*** Data shown ***
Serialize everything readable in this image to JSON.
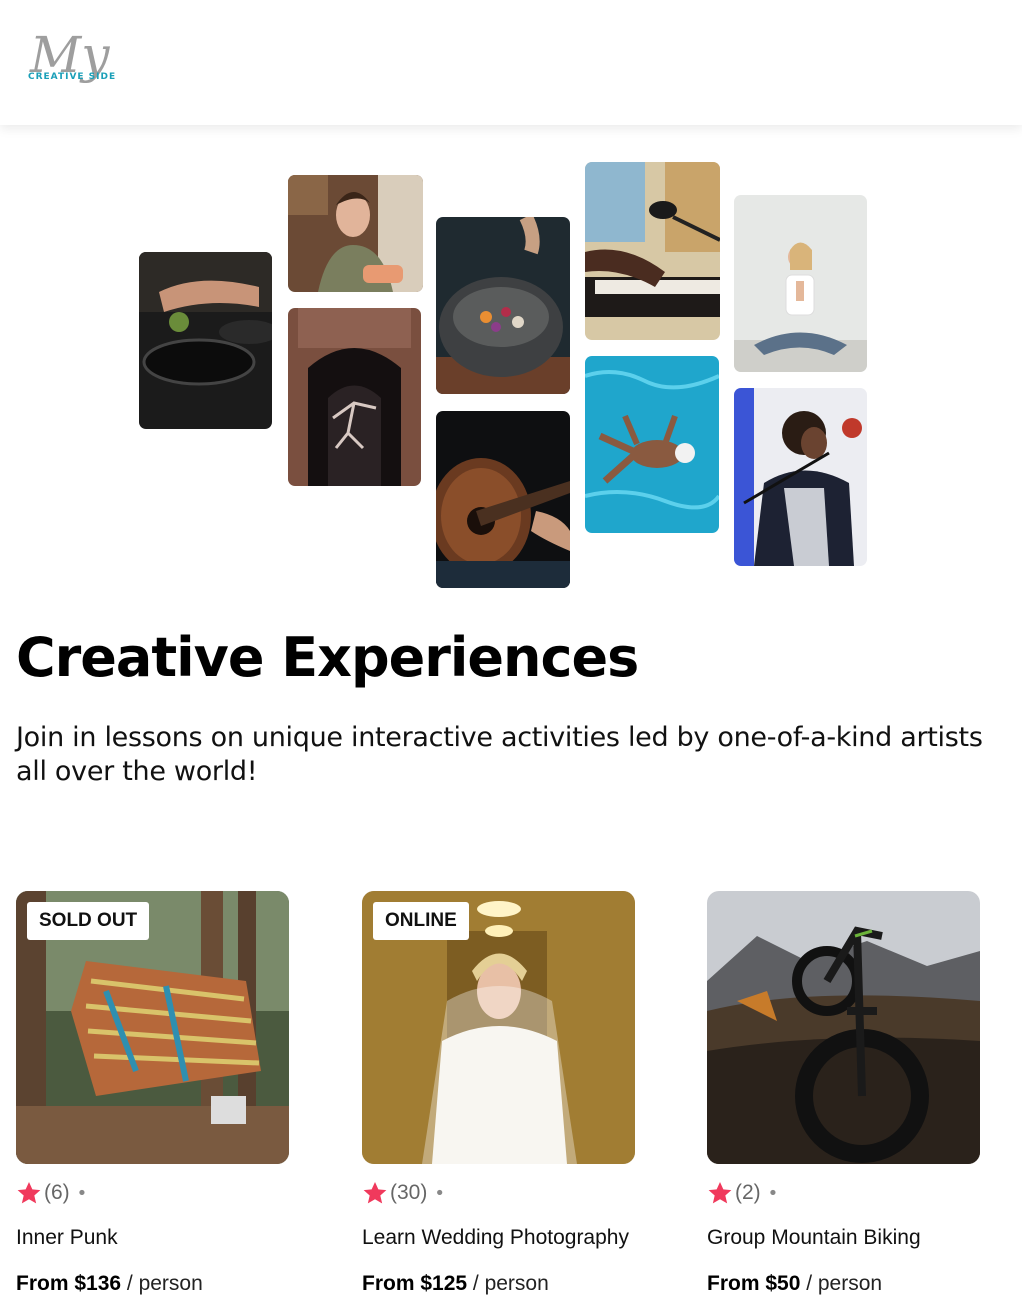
{
  "brand": {
    "logo_script": "My",
    "logo_sub": "CREATIVE SIDE",
    "logo_color": "#9e9e9e",
    "logo_accent": "#1a9fb8"
  },
  "collage": [
    {
      "name": "cooking-pans-photo"
    },
    {
      "name": "baker-woman-photo"
    },
    {
      "name": "dancer-archway-photo"
    },
    {
      "name": "food-bowl-photo"
    },
    {
      "name": "guitar-photo"
    },
    {
      "name": "piano-microphone-photo"
    },
    {
      "name": "swimmer-photo"
    },
    {
      "name": "yoga-woman-photo"
    },
    {
      "name": "singer-photo"
    }
  ],
  "hero": {
    "title": "Creative Experiences",
    "subtitle": "Join in lessons on unique interactive activities led by one-of-a-kind artists all over the world!"
  },
  "cards": [
    {
      "badge": "SOLD OUT",
      "rating_count": "(6)",
      "dot": "•",
      "title": "Inner Punk",
      "price": "From $136",
      "per": " / person"
    },
    {
      "badge": "ONLINE",
      "rating_count": "(30)",
      "dot": "•",
      "title": "Learn Wedding Photography",
      "price": "From $125",
      "per": " / person"
    },
    {
      "badge": "",
      "rating_count": "(2)",
      "dot": "•",
      "title": "Group Mountain Biking",
      "price": "From $50",
      "per": " / person"
    }
  ],
  "colors": {
    "star": "#f0395c"
  }
}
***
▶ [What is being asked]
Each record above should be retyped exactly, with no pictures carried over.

▶ [Solution for this problem]
Serialize everything readable in this image to JSON.
{
  "brand": {
    "logo_script": "My",
    "logo_sub": "CREATIVE SIDE",
    "logo_color": "#9e9e9e",
    "logo_accent": "#1a9fb8"
  },
  "collage": [
    {
      "name": "cooking-pans-photo"
    },
    {
      "name": "baker-woman-photo"
    },
    {
      "name": "dancer-archway-photo"
    },
    {
      "name": "food-bowl-photo"
    },
    {
      "name": "guitar-photo"
    },
    {
      "name": "piano-microphone-photo"
    },
    {
      "name": "swimmer-photo"
    },
    {
      "name": "yoga-woman-photo"
    },
    {
      "name": "singer-photo"
    }
  ],
  "hero": {
    "title": "Creative Experiences",
    "subtitle": "Join in lessons on unique interactive activities led by one-of-a-kind artists all over the world!"
  },
  "cards": [
    {
      "badge": "SOLD OUT",
      "rating_count": "(6)",
      "dot": "•",
      "title": "Inner Punk",
      "price": "From $136",
      "per": " / person"
    },
    {
      "badge": "ONLINE",
      "rating_count": "(30)",
      "dot": "•",
      "title": "Learn Wedding Photography",
      "price": "From $125",
      "per": " / person"
    },
    {
      "badge": "",
      "rating_count": "(2)",
      "dot": "•",
      "title": "Group Mountain Biking",
      "price": "From $50",
      "per": " / person"
    }
  ],
  "colors": {
    "star": "#f0395c"
  }
}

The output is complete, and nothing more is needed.